You could (and should) spend a bit of time getting your gear in order. Repair hoses, change washers and make sure none of your watering tools leak. Toss out any that do not work or leak. Consider setting up some way to get warmer water to your plants, either a storage barrel in the sun or actually using hot water from the laundry room.
Oil the handles of all wooden tools with a good vegetable oil to keep them in shape or consider painting handles bright colors so you can easily find the tools to which they are attached. Coat metal parts with WD-40. A bit of sand paper on rough handles is a good idea as well.
This is also the time of year to make sure your mowers are working properly and, since you've hopefully used the blade to clean the debris, consider getting it sharpened. This will reduce the brown tips that occur when you cut the lawn with a mower that has a dull one. If you have a push reel mower, oil it up. Power mowers, which happen to pollute three times more than your car, should be tuned up.

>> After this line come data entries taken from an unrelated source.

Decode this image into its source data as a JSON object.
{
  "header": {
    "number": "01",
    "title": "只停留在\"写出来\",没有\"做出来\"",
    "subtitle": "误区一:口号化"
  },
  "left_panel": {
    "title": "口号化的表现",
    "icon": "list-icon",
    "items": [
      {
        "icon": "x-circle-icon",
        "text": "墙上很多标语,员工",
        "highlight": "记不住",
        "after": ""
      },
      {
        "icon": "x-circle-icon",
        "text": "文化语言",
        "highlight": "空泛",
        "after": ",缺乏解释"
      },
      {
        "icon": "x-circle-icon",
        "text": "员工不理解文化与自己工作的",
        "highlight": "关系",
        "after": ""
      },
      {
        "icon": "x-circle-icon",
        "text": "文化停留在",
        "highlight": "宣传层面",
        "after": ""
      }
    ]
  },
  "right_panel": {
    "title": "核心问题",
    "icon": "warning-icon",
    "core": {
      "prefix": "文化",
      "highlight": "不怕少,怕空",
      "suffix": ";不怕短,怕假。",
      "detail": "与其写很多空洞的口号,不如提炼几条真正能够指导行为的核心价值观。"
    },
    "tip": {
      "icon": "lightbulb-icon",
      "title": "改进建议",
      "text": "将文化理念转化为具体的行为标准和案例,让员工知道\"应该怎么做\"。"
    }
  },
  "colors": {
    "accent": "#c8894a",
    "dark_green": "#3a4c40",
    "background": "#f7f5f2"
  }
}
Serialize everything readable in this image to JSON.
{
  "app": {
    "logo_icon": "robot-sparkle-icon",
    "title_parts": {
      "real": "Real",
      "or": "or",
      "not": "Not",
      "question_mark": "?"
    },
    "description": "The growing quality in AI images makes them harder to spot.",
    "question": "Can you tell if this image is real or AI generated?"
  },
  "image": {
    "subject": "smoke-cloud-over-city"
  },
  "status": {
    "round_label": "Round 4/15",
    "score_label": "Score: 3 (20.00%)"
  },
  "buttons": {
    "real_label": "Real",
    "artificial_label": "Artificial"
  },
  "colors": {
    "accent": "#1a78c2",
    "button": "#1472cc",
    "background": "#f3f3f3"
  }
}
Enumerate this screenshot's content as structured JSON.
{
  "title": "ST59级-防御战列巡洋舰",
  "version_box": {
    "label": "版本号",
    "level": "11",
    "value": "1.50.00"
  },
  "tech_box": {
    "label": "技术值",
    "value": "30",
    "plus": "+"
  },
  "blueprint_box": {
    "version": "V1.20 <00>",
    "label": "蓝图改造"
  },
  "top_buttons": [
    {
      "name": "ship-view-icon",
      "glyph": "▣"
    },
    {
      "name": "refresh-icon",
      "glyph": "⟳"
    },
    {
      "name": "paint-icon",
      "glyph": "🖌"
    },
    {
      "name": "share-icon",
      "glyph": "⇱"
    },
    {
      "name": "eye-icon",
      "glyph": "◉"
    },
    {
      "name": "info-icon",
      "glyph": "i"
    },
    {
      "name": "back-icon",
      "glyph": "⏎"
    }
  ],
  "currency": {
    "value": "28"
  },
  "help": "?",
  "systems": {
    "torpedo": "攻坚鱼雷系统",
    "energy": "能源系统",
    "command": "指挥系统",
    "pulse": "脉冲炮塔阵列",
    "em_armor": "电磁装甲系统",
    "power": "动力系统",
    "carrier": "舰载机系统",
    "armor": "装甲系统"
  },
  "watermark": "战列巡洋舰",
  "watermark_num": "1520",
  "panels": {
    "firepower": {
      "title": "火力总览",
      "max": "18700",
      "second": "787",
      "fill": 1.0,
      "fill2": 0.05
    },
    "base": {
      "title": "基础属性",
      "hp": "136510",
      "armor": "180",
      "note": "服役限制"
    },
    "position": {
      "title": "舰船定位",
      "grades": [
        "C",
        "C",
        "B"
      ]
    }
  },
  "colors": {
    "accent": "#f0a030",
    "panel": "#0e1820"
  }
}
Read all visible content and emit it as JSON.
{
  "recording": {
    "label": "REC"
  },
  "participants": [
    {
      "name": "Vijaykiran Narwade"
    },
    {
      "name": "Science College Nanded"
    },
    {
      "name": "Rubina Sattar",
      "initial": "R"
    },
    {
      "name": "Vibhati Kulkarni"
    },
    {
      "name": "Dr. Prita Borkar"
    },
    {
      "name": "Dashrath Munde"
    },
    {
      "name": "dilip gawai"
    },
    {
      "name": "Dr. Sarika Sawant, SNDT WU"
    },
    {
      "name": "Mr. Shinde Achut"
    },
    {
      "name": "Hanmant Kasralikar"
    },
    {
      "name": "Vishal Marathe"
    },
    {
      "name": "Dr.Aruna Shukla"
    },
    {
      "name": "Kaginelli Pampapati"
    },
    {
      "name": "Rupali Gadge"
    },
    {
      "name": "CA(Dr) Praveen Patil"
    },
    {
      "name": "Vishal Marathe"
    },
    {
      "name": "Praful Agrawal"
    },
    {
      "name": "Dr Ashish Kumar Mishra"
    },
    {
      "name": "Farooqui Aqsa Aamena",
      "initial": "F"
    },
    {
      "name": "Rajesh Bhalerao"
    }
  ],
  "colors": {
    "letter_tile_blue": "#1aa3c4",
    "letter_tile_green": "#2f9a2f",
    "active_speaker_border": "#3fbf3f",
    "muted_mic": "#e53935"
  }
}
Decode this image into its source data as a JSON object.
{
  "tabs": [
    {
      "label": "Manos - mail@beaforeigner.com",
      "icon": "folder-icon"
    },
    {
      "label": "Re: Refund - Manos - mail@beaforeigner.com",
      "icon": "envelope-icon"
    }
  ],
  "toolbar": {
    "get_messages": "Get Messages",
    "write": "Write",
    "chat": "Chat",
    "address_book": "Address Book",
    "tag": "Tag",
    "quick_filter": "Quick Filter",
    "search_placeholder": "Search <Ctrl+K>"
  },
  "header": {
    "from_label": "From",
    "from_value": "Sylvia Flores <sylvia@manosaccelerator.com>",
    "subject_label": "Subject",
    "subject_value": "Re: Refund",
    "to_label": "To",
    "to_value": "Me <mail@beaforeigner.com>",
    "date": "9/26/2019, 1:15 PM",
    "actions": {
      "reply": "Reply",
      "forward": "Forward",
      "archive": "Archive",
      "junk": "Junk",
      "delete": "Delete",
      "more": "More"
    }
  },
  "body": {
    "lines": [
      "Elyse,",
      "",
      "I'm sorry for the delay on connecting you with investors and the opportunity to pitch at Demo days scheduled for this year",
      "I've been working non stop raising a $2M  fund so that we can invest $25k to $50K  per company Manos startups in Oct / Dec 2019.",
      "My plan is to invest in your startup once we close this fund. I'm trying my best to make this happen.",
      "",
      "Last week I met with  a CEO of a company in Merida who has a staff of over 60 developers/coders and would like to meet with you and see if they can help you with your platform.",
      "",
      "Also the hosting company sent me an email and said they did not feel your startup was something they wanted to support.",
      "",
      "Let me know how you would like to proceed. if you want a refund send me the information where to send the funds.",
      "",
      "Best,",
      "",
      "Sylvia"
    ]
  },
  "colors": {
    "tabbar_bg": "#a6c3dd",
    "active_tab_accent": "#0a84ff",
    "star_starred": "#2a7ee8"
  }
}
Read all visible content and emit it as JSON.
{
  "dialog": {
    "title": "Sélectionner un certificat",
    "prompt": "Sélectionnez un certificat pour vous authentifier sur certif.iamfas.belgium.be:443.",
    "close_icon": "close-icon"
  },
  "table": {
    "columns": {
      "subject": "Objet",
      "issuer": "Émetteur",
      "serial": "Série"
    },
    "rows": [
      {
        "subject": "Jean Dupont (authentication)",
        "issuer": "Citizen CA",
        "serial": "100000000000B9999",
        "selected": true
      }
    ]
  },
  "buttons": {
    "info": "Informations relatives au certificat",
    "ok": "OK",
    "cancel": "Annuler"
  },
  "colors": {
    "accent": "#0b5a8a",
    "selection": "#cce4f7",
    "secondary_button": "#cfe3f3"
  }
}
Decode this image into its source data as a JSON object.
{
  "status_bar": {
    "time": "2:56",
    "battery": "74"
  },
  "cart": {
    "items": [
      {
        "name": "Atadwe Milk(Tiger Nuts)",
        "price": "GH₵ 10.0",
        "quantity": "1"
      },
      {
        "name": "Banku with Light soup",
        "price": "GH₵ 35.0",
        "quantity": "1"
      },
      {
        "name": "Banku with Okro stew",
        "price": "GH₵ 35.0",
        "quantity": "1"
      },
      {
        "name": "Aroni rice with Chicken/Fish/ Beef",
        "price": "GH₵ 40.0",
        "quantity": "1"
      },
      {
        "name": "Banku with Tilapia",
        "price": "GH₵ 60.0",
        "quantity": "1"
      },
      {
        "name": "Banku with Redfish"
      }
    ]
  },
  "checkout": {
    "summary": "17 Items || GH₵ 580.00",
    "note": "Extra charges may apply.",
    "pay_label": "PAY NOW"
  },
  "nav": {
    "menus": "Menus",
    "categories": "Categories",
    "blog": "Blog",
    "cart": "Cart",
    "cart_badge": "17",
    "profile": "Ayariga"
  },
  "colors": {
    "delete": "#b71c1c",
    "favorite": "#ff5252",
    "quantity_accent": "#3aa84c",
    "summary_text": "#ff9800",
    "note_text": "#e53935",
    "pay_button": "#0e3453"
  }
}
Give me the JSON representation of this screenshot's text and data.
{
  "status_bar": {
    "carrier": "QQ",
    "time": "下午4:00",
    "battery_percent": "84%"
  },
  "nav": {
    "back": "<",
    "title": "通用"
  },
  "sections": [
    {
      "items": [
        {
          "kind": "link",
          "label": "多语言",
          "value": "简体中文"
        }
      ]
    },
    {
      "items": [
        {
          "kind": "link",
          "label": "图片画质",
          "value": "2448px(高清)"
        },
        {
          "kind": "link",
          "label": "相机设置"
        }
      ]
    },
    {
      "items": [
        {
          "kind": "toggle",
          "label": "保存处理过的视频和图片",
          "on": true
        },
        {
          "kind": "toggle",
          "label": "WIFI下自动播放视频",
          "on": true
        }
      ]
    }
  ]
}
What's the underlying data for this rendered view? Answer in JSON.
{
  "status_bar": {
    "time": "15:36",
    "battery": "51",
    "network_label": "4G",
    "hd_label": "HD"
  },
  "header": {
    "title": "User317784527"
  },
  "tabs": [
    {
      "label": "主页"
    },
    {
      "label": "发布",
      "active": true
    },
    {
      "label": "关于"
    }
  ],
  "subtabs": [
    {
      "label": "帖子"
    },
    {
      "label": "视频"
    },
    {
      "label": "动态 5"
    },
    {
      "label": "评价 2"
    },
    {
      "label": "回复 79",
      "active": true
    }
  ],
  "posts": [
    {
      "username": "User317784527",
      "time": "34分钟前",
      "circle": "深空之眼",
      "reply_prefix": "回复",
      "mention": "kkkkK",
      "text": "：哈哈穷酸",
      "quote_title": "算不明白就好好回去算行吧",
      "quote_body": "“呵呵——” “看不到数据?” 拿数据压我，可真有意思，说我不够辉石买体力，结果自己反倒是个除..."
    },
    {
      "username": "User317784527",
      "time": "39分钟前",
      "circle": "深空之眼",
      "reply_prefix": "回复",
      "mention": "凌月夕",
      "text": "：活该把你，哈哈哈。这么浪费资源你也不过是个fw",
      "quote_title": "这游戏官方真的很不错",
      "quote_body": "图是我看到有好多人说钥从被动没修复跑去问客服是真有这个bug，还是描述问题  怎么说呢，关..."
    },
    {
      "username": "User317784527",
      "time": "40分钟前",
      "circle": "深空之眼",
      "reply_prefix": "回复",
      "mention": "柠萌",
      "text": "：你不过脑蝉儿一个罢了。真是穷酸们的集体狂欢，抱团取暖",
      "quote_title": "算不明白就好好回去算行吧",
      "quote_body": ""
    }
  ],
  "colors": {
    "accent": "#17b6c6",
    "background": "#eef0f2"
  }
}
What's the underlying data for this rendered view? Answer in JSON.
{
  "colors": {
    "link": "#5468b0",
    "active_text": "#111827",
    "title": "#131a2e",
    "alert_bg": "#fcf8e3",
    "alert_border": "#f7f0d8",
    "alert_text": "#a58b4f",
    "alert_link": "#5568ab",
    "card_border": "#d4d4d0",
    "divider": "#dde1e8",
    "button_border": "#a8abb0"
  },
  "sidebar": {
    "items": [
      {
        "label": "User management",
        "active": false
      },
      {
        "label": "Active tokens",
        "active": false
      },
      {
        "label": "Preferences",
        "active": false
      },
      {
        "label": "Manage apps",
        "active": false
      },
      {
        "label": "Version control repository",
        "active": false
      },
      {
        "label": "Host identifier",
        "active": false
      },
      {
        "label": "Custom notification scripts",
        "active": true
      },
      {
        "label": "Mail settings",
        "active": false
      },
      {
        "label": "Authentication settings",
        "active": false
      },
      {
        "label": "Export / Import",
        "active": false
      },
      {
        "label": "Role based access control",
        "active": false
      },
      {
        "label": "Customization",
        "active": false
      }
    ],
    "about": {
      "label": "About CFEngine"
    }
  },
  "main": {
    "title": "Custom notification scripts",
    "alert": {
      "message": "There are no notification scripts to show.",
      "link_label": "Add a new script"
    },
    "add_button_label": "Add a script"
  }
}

Wander around the yard with a pad of paper and make the plan that I am always trying to get you to make. This is useful when you go to nurseries to buy plants. It doesn't have to be complicated, too scale or even pretty. Just something that tells you what you need and where so you don't over- or under-buy plants. Take it to the nurseries you should be visiting this weekend and use it.
Finally, a quasi apology. Sometimes my organic zeal gets the best of me! I dissed the Muni/FWS rain garden program a week or so back. Under this program the government helps you build a rain garden on your property. I said it was a gimmicky trend here in southcentral where every garden is a rain garden! I guess that is not entirely fair as the idea is to help runoff of water. If you are interested, check out the program at anchorageraingardens.com.
Jeff Lowenfels is a member of the Garden Writers Hall of Fame. You can reach him at teamingwithmicrobes.com.
Garden calendar FLOWER SEEDS TO START: MARIGOLDS, CALENDULA, NASTURTIUMS. FLOWERS TO PLANT OUTDOORS: SWEET PEAS, EITHER SEEDS OR PLANTS. VEGGIES TO PLANT OUTDOORS: PEAS (INCLUDING SWEET PEAS), SPINACH, ONION SETS, KALE, CHARD AND MUSTARD RHUBARB: COVER WITH A BOX OR BUCKET TO SPEED UP GROWTH (IF YOU MUST FOR SOME REASON). GARDEN PARTY ON KBYR RADIO: WE ARE OFF THIS WEEKEND. BACK NEXT SATURDAY FROM 10 A.M. TO NOON AS USUAL.
By JEFF LOWENFELS